Classification aux États-Unis318/568.12, 700/254
Classification internationaleB25J5/00
Classification coopérativeB62D57/032
Classification européenneB62D57/032
Événements juridiques
DateCodeÉvénementDescription
30 mars 2013ASAssignment
Effective date: 20130107
Free format text: ASSIGNMENT OF ASSIGNORS INTEREST;ASSIGNOR:HARRIS CORPORATION;REEL/FRAME:030119/0804
Owner name: NORTH SOUTH HOLDINGS INC., NEW YORK
4 janv. 2012FPAYFee payment
Year of fee payment: 4
4 janv. 2012SULPSurcharge for late payment
17 oct. 2011REMIMaintenance fee reminder mailed
17 août 2005ASAssignment
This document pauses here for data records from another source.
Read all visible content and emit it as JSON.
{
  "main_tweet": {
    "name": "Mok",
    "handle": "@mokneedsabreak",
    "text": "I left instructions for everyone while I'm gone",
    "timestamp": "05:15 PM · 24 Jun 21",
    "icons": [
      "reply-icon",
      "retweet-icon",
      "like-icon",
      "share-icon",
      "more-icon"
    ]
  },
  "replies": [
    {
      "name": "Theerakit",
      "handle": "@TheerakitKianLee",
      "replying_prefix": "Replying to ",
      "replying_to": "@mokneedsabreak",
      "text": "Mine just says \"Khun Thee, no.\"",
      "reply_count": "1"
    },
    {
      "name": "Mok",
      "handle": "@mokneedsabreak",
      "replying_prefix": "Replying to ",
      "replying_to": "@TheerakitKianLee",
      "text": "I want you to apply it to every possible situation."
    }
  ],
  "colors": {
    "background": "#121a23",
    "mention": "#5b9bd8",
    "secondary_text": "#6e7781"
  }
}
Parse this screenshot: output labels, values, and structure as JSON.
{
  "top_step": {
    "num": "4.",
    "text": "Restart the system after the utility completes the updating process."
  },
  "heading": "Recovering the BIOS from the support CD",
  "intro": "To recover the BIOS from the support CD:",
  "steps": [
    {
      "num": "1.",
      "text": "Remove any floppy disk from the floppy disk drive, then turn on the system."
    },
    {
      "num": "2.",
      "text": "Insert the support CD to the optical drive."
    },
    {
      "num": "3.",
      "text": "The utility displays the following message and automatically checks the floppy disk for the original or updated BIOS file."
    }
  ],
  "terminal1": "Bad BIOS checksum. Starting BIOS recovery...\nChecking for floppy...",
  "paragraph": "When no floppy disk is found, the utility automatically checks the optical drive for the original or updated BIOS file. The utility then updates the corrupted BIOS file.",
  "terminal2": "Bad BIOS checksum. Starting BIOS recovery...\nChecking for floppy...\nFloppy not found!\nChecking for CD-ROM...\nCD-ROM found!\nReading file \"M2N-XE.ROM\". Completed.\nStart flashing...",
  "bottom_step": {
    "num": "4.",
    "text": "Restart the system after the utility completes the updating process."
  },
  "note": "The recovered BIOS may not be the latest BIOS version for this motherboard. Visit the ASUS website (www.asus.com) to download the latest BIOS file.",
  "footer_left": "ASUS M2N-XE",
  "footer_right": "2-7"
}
Owner name: HARRIS CORPORATION, FLORIDA
Free format text: ASSIGNMENT OF ASSIGNORS INTEREST;ASSIGNORS:SUMMER, MATTHEW D.;VARLEY, ROBERT F.;DAVIS, LAURANCE H.,III;AND OTHERS;REEL/FRAME:016896/0076
Effective date: 20050801